__INPUT RECORDS__.
'''

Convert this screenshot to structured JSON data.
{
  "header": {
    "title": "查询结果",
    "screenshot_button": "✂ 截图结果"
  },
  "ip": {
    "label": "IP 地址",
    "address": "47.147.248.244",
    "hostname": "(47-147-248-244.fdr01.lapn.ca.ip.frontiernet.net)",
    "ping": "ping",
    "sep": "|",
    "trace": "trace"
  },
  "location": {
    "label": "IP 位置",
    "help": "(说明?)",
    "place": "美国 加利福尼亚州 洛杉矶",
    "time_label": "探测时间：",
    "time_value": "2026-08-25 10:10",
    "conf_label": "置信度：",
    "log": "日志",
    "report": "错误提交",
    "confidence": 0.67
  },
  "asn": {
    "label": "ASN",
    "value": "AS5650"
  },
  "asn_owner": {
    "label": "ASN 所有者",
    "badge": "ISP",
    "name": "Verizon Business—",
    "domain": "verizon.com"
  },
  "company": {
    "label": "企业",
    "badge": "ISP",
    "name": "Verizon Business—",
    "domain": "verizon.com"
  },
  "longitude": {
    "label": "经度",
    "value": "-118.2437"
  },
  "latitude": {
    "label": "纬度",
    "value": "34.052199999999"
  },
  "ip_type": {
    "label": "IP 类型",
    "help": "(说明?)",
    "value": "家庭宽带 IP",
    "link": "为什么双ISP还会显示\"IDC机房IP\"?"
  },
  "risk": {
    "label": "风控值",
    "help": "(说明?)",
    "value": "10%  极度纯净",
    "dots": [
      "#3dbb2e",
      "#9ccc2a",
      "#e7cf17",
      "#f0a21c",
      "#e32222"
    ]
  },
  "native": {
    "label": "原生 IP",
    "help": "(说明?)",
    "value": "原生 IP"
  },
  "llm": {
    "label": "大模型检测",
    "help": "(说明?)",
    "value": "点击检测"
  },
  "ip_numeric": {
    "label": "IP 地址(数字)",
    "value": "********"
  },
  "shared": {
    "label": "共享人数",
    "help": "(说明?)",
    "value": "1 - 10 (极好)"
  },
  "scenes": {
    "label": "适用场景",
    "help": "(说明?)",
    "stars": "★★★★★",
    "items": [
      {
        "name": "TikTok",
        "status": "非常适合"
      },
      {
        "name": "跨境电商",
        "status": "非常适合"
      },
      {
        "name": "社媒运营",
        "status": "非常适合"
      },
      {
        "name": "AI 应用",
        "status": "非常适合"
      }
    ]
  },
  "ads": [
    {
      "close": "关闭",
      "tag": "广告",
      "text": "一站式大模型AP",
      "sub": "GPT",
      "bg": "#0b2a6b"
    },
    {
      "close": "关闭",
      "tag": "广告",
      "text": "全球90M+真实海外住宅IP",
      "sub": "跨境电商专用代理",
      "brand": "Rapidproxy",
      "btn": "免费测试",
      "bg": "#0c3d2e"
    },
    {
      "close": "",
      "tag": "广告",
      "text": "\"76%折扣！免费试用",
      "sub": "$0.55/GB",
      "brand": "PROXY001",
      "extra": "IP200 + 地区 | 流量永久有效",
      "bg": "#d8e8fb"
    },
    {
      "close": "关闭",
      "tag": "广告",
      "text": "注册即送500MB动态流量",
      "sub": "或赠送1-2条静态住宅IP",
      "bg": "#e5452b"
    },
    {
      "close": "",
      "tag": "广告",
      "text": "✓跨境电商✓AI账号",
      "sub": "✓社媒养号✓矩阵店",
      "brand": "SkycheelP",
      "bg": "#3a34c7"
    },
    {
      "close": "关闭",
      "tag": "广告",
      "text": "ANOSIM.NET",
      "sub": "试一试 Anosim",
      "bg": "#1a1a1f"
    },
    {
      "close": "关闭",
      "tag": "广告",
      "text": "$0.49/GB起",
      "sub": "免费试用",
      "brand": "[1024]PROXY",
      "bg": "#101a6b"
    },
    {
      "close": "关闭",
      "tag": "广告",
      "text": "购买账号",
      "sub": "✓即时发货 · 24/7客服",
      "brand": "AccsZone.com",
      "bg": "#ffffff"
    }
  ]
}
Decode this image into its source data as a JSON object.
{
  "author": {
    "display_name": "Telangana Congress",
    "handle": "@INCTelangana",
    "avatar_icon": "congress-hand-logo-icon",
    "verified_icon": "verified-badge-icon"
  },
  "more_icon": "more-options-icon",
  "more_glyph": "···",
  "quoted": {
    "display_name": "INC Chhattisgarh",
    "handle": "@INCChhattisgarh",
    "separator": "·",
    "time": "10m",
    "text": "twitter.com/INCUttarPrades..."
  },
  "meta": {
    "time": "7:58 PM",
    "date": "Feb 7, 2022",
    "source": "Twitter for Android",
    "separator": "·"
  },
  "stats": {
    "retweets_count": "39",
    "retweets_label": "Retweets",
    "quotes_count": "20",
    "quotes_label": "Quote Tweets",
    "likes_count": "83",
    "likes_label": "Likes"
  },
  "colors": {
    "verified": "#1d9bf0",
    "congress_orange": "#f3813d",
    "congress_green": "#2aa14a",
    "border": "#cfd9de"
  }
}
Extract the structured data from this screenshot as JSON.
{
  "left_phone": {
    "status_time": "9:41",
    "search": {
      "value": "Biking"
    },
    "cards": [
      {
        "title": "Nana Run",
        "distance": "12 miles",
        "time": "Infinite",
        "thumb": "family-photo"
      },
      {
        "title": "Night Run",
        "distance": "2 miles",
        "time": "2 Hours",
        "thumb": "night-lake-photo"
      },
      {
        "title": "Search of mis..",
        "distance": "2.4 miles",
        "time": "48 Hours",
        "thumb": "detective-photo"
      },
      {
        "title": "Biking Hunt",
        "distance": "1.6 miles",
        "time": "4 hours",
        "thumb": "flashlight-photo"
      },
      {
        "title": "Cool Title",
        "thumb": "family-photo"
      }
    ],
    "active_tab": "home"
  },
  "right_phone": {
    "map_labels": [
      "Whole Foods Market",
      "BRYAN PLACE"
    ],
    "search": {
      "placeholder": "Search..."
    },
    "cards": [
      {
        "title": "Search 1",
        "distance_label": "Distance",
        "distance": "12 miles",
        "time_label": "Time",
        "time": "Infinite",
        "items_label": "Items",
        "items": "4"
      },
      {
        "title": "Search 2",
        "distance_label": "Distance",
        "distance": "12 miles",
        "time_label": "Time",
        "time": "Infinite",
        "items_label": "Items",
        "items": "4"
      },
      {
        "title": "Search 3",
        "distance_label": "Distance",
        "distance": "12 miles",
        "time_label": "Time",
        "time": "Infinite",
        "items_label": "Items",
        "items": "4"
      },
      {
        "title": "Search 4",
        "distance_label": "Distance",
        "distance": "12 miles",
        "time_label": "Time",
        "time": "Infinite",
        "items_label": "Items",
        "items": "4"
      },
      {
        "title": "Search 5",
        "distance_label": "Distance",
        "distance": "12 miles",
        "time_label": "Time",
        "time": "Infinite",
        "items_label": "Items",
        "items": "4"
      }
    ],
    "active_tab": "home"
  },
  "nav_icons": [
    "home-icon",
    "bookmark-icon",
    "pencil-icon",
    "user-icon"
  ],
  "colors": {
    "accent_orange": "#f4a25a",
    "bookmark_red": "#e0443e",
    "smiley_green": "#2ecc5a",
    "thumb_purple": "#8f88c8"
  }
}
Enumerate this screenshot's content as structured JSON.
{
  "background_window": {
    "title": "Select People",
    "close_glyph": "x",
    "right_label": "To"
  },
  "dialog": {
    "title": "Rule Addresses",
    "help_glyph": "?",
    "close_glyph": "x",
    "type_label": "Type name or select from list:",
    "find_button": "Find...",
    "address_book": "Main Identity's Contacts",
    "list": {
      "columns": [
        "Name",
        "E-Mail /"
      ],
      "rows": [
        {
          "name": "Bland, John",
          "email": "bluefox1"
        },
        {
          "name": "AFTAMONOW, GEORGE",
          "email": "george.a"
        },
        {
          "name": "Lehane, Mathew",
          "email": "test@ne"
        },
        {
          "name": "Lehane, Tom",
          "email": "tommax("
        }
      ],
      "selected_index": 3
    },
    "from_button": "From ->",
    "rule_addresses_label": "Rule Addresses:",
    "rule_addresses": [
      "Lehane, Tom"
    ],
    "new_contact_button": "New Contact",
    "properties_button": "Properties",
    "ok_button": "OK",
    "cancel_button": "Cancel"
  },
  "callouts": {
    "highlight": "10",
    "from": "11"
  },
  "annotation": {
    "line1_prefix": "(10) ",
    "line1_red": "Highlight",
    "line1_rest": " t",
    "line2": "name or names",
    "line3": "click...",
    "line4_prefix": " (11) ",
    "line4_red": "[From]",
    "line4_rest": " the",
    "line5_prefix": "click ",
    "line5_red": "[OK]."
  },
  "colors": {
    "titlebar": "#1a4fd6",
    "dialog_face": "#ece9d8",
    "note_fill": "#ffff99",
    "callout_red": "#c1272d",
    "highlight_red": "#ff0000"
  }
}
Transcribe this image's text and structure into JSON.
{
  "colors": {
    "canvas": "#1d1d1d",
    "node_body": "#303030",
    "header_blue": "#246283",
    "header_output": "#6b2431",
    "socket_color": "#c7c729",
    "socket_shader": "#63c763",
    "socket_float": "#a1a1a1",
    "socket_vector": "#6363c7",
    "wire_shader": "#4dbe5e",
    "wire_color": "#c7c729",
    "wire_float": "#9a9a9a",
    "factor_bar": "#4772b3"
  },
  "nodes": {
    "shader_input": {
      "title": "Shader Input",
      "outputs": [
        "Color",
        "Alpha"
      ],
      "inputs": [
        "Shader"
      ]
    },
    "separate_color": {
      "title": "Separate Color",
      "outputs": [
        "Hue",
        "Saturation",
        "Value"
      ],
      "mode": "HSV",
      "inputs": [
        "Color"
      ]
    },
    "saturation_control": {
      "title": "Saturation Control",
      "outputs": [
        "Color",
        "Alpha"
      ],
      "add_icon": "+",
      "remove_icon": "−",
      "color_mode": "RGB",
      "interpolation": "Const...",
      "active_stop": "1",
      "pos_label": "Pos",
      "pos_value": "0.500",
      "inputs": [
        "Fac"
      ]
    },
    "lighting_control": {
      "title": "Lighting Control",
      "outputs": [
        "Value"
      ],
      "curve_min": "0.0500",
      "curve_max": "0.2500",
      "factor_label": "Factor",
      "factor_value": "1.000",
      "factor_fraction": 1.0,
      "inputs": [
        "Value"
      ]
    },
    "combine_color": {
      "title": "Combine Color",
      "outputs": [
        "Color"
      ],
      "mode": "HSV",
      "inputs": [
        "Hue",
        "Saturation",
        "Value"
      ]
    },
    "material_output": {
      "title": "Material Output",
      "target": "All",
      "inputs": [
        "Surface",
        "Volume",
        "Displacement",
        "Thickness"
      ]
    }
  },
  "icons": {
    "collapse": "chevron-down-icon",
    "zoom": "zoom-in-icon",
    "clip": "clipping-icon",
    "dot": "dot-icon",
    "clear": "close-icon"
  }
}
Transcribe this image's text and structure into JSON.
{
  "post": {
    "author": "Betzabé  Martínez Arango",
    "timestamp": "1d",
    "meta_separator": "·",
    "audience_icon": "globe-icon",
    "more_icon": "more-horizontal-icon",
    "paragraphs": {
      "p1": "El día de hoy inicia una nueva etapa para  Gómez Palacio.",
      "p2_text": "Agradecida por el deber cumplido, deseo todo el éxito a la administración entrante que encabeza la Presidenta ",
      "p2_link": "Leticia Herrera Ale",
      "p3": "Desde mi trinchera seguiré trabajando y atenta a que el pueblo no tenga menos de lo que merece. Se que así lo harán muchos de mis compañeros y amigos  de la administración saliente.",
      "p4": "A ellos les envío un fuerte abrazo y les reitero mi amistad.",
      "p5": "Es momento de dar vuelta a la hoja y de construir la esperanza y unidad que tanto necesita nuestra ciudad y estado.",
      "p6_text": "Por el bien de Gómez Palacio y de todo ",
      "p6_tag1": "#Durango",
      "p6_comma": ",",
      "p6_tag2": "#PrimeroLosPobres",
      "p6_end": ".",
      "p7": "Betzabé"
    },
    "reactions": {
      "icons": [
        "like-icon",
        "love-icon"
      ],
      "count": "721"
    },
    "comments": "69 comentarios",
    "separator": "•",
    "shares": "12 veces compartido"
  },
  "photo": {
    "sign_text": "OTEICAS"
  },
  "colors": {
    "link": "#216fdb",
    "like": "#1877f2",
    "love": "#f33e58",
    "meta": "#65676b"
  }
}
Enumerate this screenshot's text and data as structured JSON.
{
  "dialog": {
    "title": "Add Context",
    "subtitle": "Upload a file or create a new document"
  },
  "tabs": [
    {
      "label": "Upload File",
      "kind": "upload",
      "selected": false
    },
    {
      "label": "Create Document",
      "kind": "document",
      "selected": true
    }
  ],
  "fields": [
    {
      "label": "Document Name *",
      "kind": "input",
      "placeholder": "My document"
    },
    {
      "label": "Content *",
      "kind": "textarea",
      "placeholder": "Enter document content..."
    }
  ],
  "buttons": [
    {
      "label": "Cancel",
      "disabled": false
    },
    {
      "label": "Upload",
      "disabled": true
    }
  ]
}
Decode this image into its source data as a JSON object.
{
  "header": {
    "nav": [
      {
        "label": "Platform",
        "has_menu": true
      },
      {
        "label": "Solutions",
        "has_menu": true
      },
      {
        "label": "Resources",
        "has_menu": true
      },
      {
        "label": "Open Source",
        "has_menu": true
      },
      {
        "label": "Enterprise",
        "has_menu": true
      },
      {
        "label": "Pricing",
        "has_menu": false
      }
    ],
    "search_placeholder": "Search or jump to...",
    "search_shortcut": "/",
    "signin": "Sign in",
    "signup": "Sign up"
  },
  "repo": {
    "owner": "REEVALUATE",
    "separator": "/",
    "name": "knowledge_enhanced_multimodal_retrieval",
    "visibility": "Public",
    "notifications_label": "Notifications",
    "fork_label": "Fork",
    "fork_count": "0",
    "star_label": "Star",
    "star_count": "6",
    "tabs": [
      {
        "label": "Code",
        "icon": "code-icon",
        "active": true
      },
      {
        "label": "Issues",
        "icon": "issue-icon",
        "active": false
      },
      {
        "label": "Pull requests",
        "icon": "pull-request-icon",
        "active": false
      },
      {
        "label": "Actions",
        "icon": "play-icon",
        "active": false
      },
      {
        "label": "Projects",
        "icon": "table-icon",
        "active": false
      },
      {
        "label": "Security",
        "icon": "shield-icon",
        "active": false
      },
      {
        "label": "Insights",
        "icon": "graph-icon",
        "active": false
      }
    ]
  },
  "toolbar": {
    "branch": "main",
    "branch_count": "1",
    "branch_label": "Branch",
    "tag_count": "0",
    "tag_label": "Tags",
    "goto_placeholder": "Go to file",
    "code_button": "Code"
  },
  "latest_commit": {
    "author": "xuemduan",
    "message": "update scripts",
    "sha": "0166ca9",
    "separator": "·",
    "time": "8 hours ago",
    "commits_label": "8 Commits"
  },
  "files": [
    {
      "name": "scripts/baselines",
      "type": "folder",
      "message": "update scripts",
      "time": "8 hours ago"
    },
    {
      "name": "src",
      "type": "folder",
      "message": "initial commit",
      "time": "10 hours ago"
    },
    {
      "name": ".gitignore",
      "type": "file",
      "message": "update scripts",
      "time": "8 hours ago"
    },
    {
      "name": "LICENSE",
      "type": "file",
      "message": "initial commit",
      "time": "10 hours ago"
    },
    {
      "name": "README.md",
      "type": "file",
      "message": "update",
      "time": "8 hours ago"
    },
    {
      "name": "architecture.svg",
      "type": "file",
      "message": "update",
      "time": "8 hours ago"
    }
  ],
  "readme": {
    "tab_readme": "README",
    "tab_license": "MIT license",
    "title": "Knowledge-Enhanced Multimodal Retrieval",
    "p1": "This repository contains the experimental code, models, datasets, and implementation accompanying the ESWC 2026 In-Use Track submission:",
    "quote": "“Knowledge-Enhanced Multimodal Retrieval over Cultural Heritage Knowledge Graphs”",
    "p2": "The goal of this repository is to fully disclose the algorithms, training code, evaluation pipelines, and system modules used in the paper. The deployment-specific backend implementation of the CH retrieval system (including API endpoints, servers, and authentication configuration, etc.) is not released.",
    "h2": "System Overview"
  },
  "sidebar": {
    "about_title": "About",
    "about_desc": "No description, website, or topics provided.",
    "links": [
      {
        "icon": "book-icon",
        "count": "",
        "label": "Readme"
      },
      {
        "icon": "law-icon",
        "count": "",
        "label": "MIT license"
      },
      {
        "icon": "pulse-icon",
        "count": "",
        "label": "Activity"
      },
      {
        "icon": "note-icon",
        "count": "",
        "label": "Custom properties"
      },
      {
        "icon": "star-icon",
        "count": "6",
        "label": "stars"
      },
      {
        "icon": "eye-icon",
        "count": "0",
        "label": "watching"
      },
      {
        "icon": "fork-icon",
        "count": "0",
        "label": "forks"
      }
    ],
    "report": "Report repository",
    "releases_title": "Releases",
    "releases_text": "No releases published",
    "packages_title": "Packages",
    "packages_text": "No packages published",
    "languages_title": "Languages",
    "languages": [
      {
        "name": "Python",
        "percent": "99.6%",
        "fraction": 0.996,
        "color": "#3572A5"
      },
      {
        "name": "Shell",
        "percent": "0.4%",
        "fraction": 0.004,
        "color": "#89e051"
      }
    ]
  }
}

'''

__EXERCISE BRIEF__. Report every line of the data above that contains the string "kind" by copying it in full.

__ANSWER SECTION__.
      "kind": "upload",
      "kind": "document",
      "kind": "input",
      "kind": "textarea",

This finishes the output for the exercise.